Would you output, exactly as written, the line with "Decode this image" and all lines after it to the end of the data below, and no others?

Start of Data provided

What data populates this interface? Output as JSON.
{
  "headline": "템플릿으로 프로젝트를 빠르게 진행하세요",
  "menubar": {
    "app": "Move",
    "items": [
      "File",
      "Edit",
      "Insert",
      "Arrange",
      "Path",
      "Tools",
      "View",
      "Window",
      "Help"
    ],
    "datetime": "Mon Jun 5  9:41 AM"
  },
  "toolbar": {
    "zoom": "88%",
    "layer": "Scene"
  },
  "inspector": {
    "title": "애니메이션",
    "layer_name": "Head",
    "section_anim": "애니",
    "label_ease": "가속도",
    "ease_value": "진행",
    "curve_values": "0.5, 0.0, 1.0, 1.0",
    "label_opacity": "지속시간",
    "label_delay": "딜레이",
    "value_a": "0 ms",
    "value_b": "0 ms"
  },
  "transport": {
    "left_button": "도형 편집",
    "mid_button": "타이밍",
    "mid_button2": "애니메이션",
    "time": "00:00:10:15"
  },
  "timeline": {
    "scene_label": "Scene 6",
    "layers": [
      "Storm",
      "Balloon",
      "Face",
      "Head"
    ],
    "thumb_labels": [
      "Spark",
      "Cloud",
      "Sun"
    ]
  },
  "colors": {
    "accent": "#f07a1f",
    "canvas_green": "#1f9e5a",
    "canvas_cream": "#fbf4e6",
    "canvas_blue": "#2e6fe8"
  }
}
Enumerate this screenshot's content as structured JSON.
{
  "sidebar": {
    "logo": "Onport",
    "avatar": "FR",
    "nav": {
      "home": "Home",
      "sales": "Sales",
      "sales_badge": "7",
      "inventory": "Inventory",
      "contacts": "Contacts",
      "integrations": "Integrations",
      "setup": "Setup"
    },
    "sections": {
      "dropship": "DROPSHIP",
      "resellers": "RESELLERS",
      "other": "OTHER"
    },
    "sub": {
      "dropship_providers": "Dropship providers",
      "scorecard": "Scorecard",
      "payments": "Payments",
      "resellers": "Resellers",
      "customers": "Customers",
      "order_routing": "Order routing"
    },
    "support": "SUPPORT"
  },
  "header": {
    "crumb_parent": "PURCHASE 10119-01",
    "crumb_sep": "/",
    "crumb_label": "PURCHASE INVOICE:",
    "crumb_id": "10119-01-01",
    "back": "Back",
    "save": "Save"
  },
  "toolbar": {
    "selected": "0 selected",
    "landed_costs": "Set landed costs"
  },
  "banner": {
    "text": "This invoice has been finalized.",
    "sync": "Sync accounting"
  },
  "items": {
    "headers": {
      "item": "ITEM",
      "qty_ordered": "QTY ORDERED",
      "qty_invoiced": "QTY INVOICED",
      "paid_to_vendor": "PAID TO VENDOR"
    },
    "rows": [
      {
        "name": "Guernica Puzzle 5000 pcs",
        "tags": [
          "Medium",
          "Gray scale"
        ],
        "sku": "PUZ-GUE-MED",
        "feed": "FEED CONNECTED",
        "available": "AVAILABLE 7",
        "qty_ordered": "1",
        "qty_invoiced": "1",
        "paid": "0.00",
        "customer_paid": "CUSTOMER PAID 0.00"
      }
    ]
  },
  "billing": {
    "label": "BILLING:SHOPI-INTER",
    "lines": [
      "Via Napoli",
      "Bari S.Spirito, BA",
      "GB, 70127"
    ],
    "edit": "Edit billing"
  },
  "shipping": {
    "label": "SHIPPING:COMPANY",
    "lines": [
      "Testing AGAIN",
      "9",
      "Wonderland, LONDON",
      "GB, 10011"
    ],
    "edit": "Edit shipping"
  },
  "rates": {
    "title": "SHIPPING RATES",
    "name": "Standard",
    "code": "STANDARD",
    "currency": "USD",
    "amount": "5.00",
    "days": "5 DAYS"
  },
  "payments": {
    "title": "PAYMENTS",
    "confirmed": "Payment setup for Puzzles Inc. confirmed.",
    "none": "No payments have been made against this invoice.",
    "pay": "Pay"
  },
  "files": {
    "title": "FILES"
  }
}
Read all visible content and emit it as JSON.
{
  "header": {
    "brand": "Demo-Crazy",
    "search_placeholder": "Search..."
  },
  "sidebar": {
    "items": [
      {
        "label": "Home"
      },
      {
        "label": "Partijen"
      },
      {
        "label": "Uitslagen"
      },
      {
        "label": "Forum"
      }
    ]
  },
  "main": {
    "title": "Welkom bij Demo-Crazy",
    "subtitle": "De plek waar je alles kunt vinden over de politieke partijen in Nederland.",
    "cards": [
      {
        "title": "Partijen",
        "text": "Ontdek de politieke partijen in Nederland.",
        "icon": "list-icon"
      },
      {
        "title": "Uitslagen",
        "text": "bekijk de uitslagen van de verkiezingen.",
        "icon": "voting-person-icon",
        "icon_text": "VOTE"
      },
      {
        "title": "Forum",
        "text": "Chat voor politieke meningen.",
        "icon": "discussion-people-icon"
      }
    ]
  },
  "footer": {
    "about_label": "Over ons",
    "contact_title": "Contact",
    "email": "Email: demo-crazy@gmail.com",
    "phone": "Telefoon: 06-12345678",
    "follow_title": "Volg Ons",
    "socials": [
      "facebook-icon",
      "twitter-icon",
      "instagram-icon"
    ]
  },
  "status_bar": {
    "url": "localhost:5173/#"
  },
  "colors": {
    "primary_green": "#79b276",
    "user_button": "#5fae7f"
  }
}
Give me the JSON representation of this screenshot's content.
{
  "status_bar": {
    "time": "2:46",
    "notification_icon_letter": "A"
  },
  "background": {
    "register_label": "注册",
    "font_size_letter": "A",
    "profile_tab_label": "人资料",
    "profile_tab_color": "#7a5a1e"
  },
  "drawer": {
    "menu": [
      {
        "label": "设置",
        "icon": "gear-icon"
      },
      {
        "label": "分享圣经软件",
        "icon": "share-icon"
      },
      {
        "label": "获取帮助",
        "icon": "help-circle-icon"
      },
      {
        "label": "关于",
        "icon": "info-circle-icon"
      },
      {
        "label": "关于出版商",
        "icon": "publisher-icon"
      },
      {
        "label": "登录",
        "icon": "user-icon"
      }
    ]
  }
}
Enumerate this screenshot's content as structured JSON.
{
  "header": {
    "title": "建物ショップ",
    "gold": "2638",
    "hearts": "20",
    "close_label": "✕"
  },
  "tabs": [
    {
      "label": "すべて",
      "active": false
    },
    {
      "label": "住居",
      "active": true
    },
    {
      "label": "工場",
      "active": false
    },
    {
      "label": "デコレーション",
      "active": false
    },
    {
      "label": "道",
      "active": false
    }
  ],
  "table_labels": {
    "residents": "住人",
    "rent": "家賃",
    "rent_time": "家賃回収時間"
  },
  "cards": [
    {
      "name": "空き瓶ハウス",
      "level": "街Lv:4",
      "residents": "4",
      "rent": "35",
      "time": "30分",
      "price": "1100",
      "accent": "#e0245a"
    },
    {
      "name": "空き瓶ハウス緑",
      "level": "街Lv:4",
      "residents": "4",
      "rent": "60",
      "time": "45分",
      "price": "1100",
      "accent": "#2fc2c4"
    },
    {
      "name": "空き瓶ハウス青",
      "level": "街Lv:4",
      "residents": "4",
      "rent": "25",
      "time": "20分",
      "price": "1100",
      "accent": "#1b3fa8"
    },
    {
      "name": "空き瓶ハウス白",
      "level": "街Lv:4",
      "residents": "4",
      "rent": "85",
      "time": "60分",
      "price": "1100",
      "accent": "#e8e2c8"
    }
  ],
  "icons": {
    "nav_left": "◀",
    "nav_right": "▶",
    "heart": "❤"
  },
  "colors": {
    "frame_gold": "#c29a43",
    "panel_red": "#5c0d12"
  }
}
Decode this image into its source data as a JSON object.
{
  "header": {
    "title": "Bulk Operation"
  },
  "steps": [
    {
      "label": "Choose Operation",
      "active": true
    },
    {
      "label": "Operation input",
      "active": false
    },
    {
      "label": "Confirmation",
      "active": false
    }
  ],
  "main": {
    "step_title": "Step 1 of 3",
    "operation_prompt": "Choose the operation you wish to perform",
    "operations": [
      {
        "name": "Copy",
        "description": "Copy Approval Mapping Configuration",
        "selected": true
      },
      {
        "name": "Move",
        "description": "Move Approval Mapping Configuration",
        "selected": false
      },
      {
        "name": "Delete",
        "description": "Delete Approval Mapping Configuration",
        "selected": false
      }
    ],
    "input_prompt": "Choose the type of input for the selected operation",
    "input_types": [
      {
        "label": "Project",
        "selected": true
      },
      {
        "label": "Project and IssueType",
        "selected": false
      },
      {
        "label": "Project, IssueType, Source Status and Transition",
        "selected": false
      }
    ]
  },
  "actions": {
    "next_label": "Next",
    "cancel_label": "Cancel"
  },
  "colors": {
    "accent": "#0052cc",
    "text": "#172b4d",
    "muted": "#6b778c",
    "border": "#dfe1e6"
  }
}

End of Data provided

» **Output for this exercise**
Decode this image into its source data as a JSON object.
{
  "header": {
    "title": "Bulk Operation"
  },
  "steps": [
    {
      "label": "Choose Operation",
      "active": true
    },
    {
      "label": "Operation input",
      "active": false
    },
    {
      "label": "Confirmation",
      "active": false
    }
  ],
  "main": {
    "step_title": "Step 1 of 3",
    "operation_prompt": "Choose the operation you wish to perform",
    "operations": [
      {
        "name": "Copy",
        "description": "Copy Approval Mapping Configuration",
        "selected": true
      },
      {
        "name": "Move",
        "description": "Move Approval Mapping Configuration",
        "selected": false
      },
      {
        "name": "Delete",
        "description": "Delete Approval Mapping Configuration",
        "selected": false
      }
    ],
    "input_prompt": "Choose the type of input for the selected operation",
    "input_types": [
      {
        "label": "Project",
        "selected": true
      },
      {
        "label": "Project and IssueType",
        "selected": false
      },
      {
        "label": "Project, IssueType, Source Status and Transition",
        "selected": false
      }
    ]
  },
  "actions": {
    "next_label": "Next",
    "cancel_label": "Cancel"
  },
  "colors": {
    "accent": "#0052cc",
    "text": "#172b4d",
    "muted": "#6b778c",
    "border": "#dfe1e6"
  }
}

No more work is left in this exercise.